What’s different, then? Now, any commission offered to the Buyer’s Realtor, according to the settlement, cannot be disclosed on the MLS (Multiple Listing Service). The MLS is the main way Realtors (and their clients) discover properties for sale. The lawsuit’s claim was that “advertising” that commission kept overall Realtor commissions higher than they would have been without that disclosure and, as a result, kept home prices or total transaction costs higher.

Is that true? Only time will tell, now that this long-standing commission practice is apparently ending.

As a longtime service provider to Realtors and their clients, I’ll say this: the “old” way of commission-sharing worked pretty well. Anyone can argue that a certain percentage commission is too high or low, but both buyers and sellers usually ended up with a professional Realtor representing their interests. Now, if a Seller declines to offer any commission to their buyer’s Realtor, that buyer could end up paying out-of-pocket for that same representation or, worse, making a huge investment without good counsel. That will hit budget-conscious people like “starter home” buyers particularly hard.

If you are a buyer just starting to look at homes, you can expect that your Realtor will ask you to sign a Buyer’s Brokerage Agreement at your first meeting. That shouldn’t be considered aggressive—it’s a minimum requirement under the new “rules.” Now, more than before, you’ll want a professional Realtor who can explain these changes in commissions.

Just as before, the professionals at Clark County Title are happy to assist you in dealing with any aspect of real estate. We don’t quote mortgage rates or sell houses, but we know people who do. Our role is to be a neutral, third party to help all parties get what they bargained for, and accomplish their goal of buying, selling, or refinancing.

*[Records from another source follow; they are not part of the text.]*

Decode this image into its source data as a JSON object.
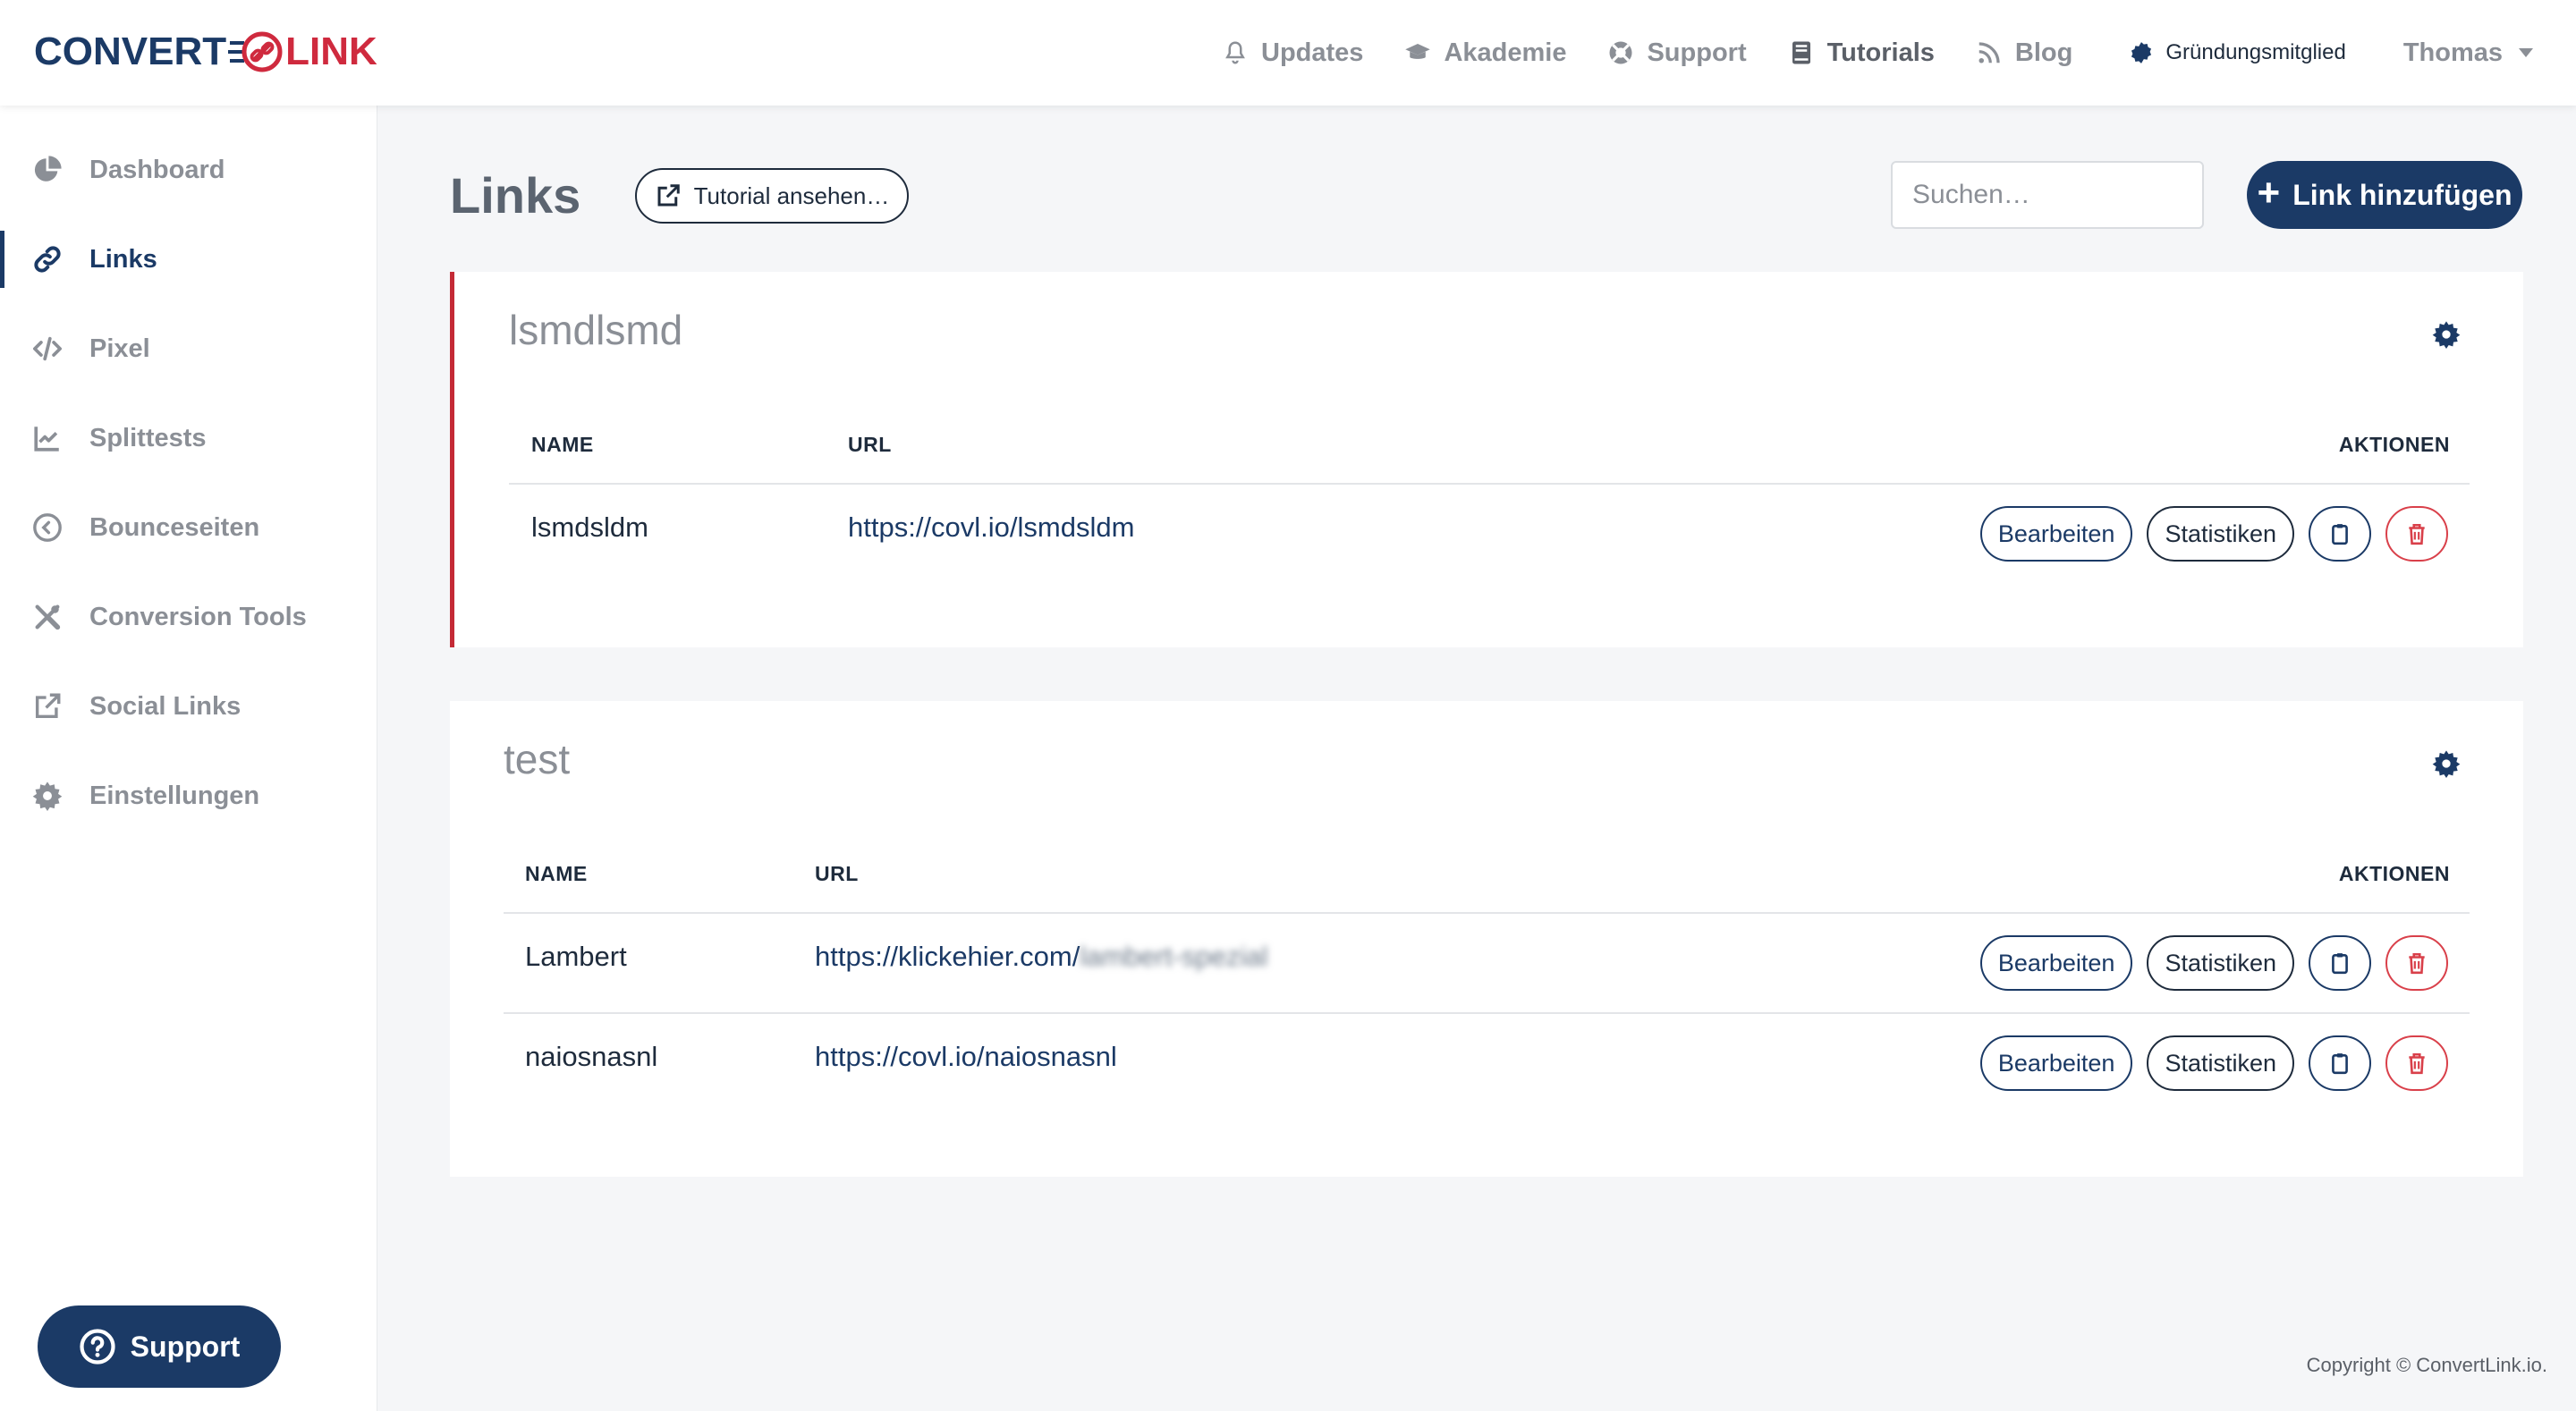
{
  "brand": {
    "part1": "CONVERT",
    "part2": "LINK",
    "primary": "#1b3a66",
    "accent": "#cf2a3e"
  },
  "topnav": {
    "items": [
      {
        "label": "Updates",
        "icon": "bell-icon"
      },
      {
        "label": "Akademie",
        "icon": "graduation-cap-icon"
      },
      {
        "label": "Support",
        "icon": "lifebuoy-icon"
      },
      {
        "label": "Tutorials",
        "icon": "book-icon"
      },
      {
        "label": "Blog",
        "icon": "rss-icon"
      }
    ],
    "member_label": "Gründungsmitglied",
    "user_name": "Thomas"
  },
  "sidebar": {
    "items": [
      {
        "label": "Dashboard",
        "icon": "pie-chart-icon"
      },
      {
        "label": "Links",
        "icon": "link-icon",
        "active": true
      },
      {
        "label": "Pixel",
        "icon": "code-icon"
      },
      {
        "label": "Splittests",
        "icon": "line-chart-icon"
      },
      {
        "label": "Bounceseiten",
        "icon": "arrow-circle-left-icon"
      },
      {
        "label": "Conversion Tools",
        "icon": "tools-icon"
      },
      {
        "label": "Social Links",
        "icon": "external-link-icon"
      },
      {
        "label": "Einstellungen",
        "icon": "gear-icon"
      }
    ],
    "support_button": "Support"
  },
  "main": {
    "title": "Links",
    "tutorial_button": "Tutorial ansehen…",
    "search_placeholder": "Suchen…",
    "add_button": "Link hinzufügen"
  },
  "groups": [
    {
      "title": "lsmdlsmd",
      "columns": {
        "name": "NAME",
        "url": "URL",
        "actions": "AKTIONEN"
      },
      "rows": [
        {
          "name": "lsmdsldm",
          "url": "https://covl.io/lsmdsldm",
          "url_hidden": ""
        }
      ]
    },
    {
      "title": "test",
      "columns": {
        "name": "NAME",
        "url": "URL",
        "actions": "AKTIONEN"
      },
      "rows": [
        {
          "name": "Lambert",
          "url": "https://klickehier.com/",
          "url_hidden": "lambert-spezial"
        },
        {
          "name": "naiosnasnl",
          "url": "https://covl.io/naiosnasnl",
          "url_hidden": ""
        }
      ]
    }
  ],
  "row_actions": {
    "edit": "Bearbeiten",
    "stats": "Statistiken"
  },
  "footer": {
    "copyright": "Copyright © ConvertLink.io."
  }
}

Best wishes for an excellent month of April!
From your friends at Clark County Title,